Dear Mr. President,
Tonight when I got on the bus to go home the driver saw the book in my hand and said "The two highest compliments I get from any one who rides my bus is falling asleep and reading." He said he'd try to drive smoothly so I'd have an easier time with it. I've never seen this bus driver before (or, maybe I have and, like so many bus riders let my eyes slide past him without committing anything to memory) so I don't know if he enjoys his job or hates it, if he's gay or straight, republican, democrat or anarchist. The only thing I know about him is that he is kind and approves of my two favorite activities (sleeping and reading) and seemed to approve of me, as well. This remark buoyed my work-weary and cold little spirit, a small kindness that made my whole night a little brighter.
Lately my friend's trip home for the holidays has made me the temporary owner of a car. The freedom that comes with this is incredible; I can drive where I want to go without concern for route or schedules or fare or transfers, I can play music and sing (badly) as loud as I like, I can transport really amazing amounts of groceries. But I usually wind up angry at the rest of the drivers on the road, drivers who go too slowly or break rules or don't use turn signals. While riding King County Metro doesn't always give me hope for humanity- smelly drunks, screaming children, twitchy addicts and the general impoliteness of high school kids in large numbers are just a few of mankind's shortcomings I've been known to complain about- I do at least have to keep my anger to myself, as we're not all insulated by our little glass and metal vehicular bubbles. Reluctantly, often grudgingly, I connect with people on the bus; from the young aspiring DJ asking for my number (and mistaking my right-hand ring for a wedding band when I said no) to the tiny girl playing peek-a-boo with pink plastic beads in her fuzzy braids, to the old man who wanted to discuss international humanitarian law after seeing my textbooks, I find myself having conversations, interactions or observations of strangers every time I ride the bus. I think that, even at its most tedious, riding the bus leaves me feeling a little more connected to my community.
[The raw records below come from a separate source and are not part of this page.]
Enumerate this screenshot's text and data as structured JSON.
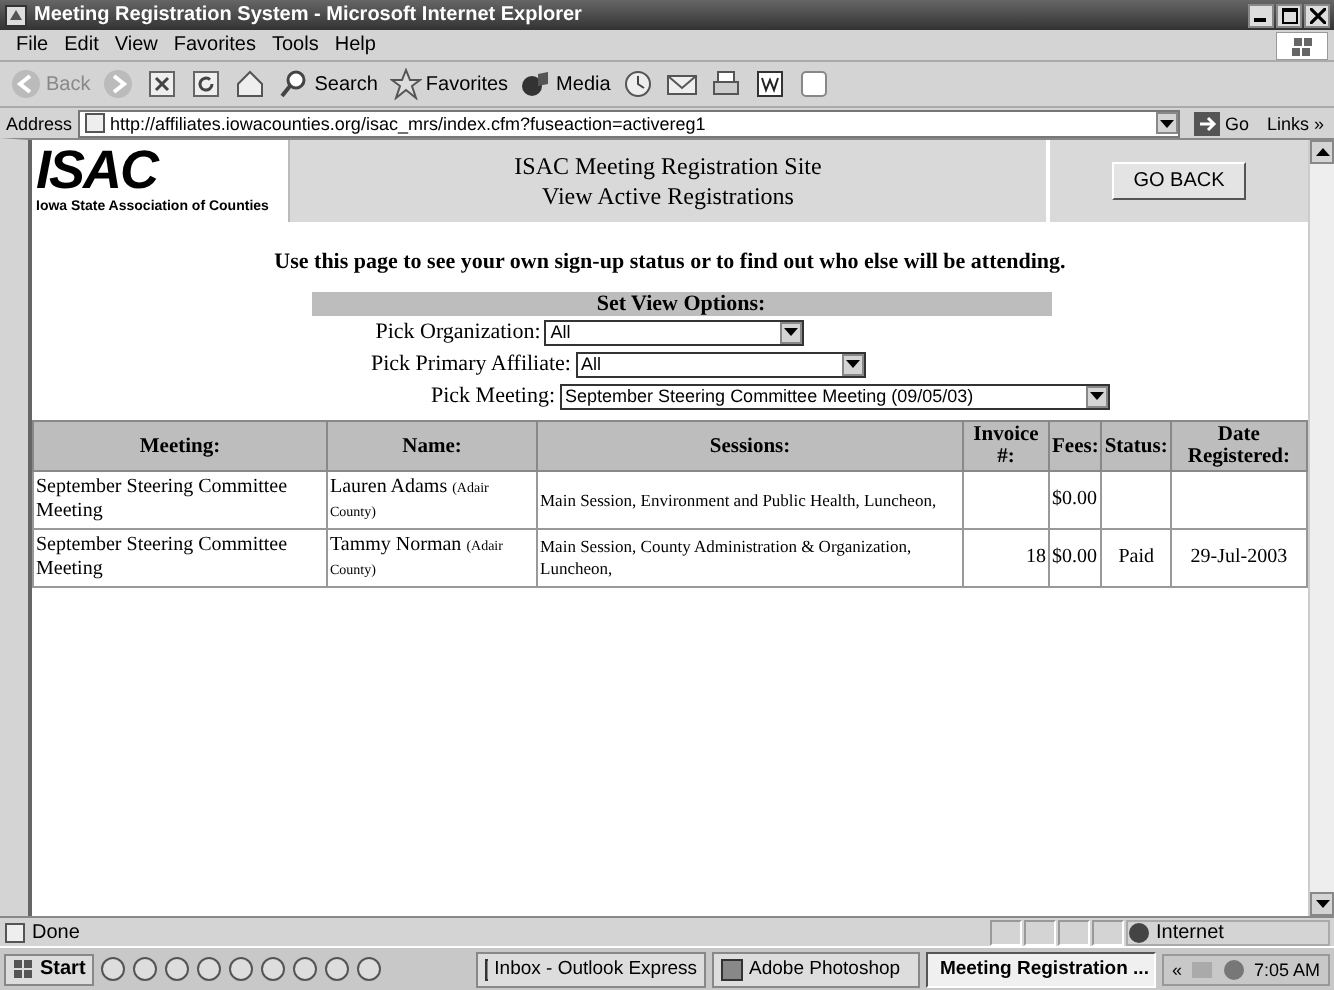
{
  "window": {
    "title": "Meeting Registration System - Microsoft Internet Explorer"
  },
  "menu": [
    "File",
    "Edit",
    "View",
    "Favorites",
    "Tools",
    "Help"
  ],
  "toolbar": [
    {
      "kind": "back",
      "label": "Back",
      "disabled": true
    },
    {
      "kind": "forward",
      "disabled": true
    },
    {
      "kind": "stop"
    },
    {
      "kind": "refresh"
    },
    {
      "kind": "home"
    },
    {
      "kind": "search",
      "label": "Search"
    },
    {
      "kind": "favorites",
      "label": "Favorites"
    },
    {
      "kind": "media",
      "label": "Media"
    },
    {
      "kind": "history"
    },
    {
      "kind": "mail"
    },
    {
      "kind": "print"
    },
    {
      "kind": "edit"
    },
    {
      "kind": "discuss"
    }
  ],
  "address": {
    "label": "Address",
    "value": "http://affiliates.iowacounties.org/isac_mrs/index.cfm?fuseaction=activereg1",
    "go": "Go",
    "links": "Links »"
  },
  "page": {
    "logo": {
      "mark": "ISAC",
      "tagline": "Iowa State Association of Counties"
    },
    "title": [
      "ISAC Meeting Registration Site",
      "View Active Registrations"
    ],
    "back_button": "GO BACK",
    "intro": "Use this page to see your own sign-up status or to find out who else will be attending.",
    "options": {
      "heading": "Set View Options:",
      "fields": [
        {
          "label": "Pick Organization:",
          "value": "All"
        },
        {
          "label": "Pick Primary Affiliate:",
          "value": "All"
        },
        {
          "label": "Pick Meeting:",
          "value": "September Steering Committee Meeting (09/05/03)"
        }
      ]
    },
    "table": {
      "columns": [
        "Meeting:",
        "Name:",
        "Sessions:",
        "Invoice #:",
        "Fees:",
        "Status:",
        "Date Registered:"
      ],
      "rows": [
        {
          "meeting": "September Steering Committee Meeting",
          "name": "Lauren Adams",
          "county": "(Adair County)",
          "sessions": "Main Session, Environment and Public Health, Luncheon,",
          "fees": "$0.00"
        },
        {
          "meeting": "September Steering Committee Meeting",
          "name": "Tammy Norman",
          "county": "(Adair County)",
          "sessions": "Main Session, County Administration & Organization, Luncheon,",
          "invoice": "18",
          "fees": "$0.00",
          "status": "Paid",
          "date": "29-Jul-2003"
        }
      ]
    }
  },
  "status_bar": {
    "text": "Done",
    "zone": "Internet"
  },
  "taskbar": {
    "start": "Start",
    "tasks": [
      {
        "label": "Inbox - Outlook Express",
        "selected": false
      },
      {
        "label": "Adobe Photoshop",
        "selected": false
      },
      {
        "label": "Meeting Registration ...",
        "selected": true
      }
    ],
    "tray_expand": "«",
    "clock": "7:05 AM"
  }
}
While I will continue to take advantage of Eric's car as long as he lets me, I think I will forever be a bus rider rather than a car owner. This isn't just because I can't imagine attaining the financial security necessary for car ownership in a city, or even because of my environmental objections to frequent driving, but because I think relying upon the bus keeps me from isolating myself behind my ideas of other people and forces me to observe and interact with individuals of ages and backgrounds I might never otherwise encounter. I'm surely romanticizing the entire experience (and will laugh at this, the next time I'm crammed into a standing-room only commuter route through the tunnel with eight teenagers blaring music through their headphones or a crazy crackhead lighting up in the aisle) but for now I'm smiling to myself at the kind words of an old man who approves of me, even if he doesn't know a thing about me, not even my name, except that I read on busses.
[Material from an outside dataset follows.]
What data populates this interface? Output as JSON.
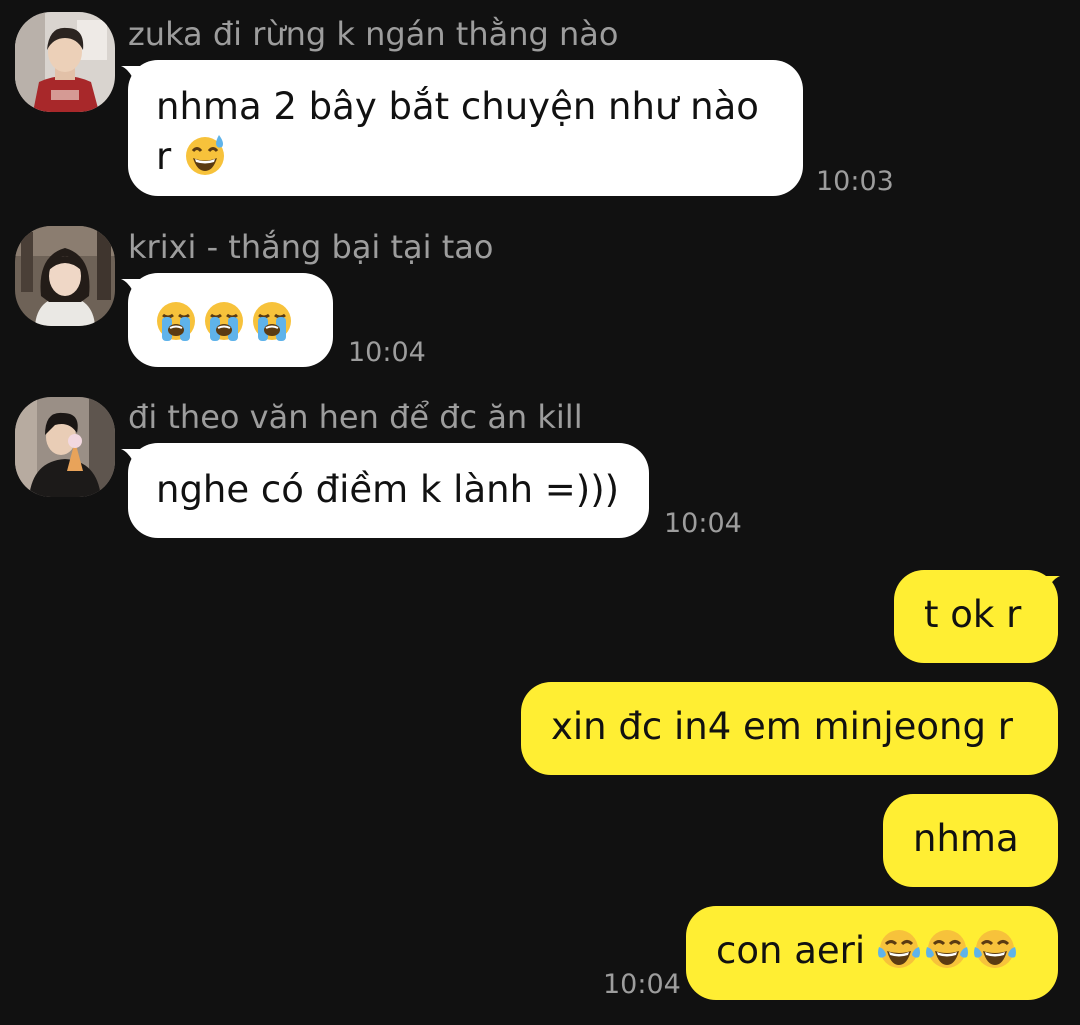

Mr. President, I know this seems like a strange thing to tell you on the second to the last night of my year of letters to you, but I started this project for a number of reasons and among them was this; I wanted to share with you the only thing I can offer that no one else can, and that is the small experiences of my average existence. You will probably never ride a public bus again, especially not as a stranger, and so I like to imagine that you might find some value in the story of a girl, feet aching from work and caught in a surprise cold front without a coat, boarding a city bus and being thanked just for doing the thing she loves most. That you might understand why such an experience matters. Maybe it's just the optimistic holiday spirit sweeping me up, but tonight I think the world is not so bad. I hope you think so, too.